Each line of the listing that contains the word "Scientist" is to be copied.

** Opening Records for the exercise block **

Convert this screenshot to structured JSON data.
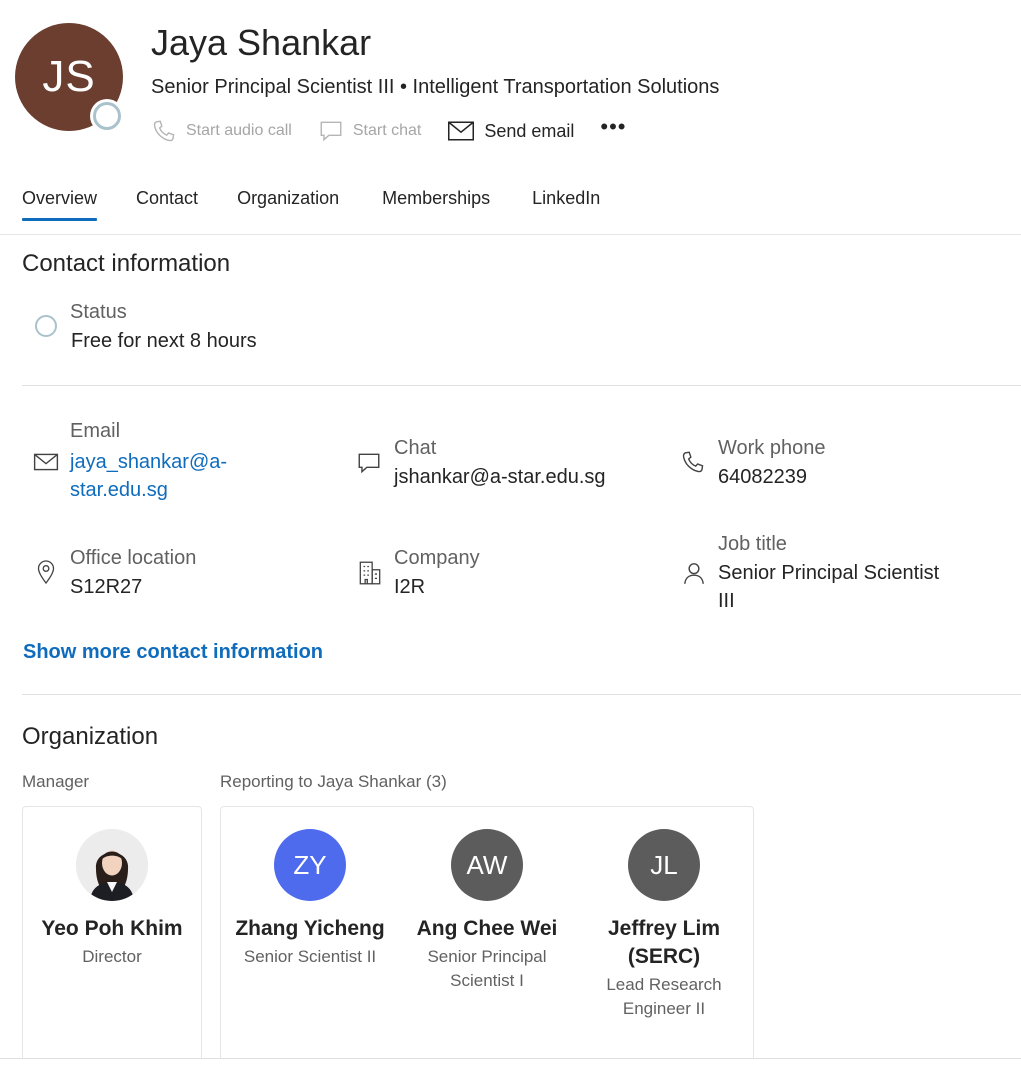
{
  "profile": {
    "initials": "JS",
    "name": "Jaya Shankar",
    "subtitle": "Senior Principal Scientist III • Intelligent Transportation Solutions"
  },
  "actions": {
    "audio_call": "Start audio call",
    "chat": "Start chat",
    "email": "Send email",
    "more": "•••"
  },
  "tabs": [
    {
      "label": "Overview",
      "active": true
    },
    {
      "label": "Contact"
    },
    {
      "label": "Organization"
    },
    {
      "label": "Memberships"
    },
    {
      "label": "LinkedIn"
    }
  ],
  "contact": {
    "title": "Contact information",
    "status_label": "Status",
    "status_value": "Free for next 8 hours",
    "email_label": "Email",
    "email_line1": "jaya_shankar@a-",
    "email_line2": "star.edu.sg",
    "chat_label": "Chat",
    "chat_value": "jshankar@a-star.edu.sg",
    "phone_label": "Work phone",
    "phone_value": "64082239",
    "office_label": "Office location",
    "office_value": "S12R27",
    "company_label": "Company",
    "company_value": "I2R",
    "job_label": "Job title",
    "job_line1": "Senior Principal Scientist",
    "job_line2": "III",
    "show_more": "Show more contact information"
  },
  "organization": {
    "title": "Organization",
    "manager_label": "Manager",
    "reports_label": "Reporting to Jaya Shankar (3)",
    "manager": {
      "name": "Yeo Poh Khim",
      "title": "Director"
    },
    "reports": [
      {
        "initials": "ZY",
        "name": "Zhang Yicheng",
        "title": "Senior Scientist II",
        "color": "#4f6bed"
      },
      {
        "initials": "AW",
        "name": "Ang Chee Wei",
        "title_line1": "Senior Principal",
        "title_line2": "Scientist I",
        "color": "#5c5c5c"
      },
      {
        "initials": "JL",
        "name_line1": "Jeffrey Lim",
        "name_line2": "(SERC)",
        "title_line1": "Lead Research",
        "title_line2": "Engineer II",
        "color": "#5c5c5c"
      }
    ]
  },
  "colors": {
    "accent": "#0f6cbd",
    "avatar_bg": "#6b3e30",
    "presence_ring": "#a9c2cc"
  }
}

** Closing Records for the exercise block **

_Expected output_
    "subtitle": "Senior Principal Scientist III • Intelligent Transportation Solutions"
    "job_line1": "Senior Principal Scientist",
        "title": "Senior Scientist II",
        "title_line2": "Scientist I",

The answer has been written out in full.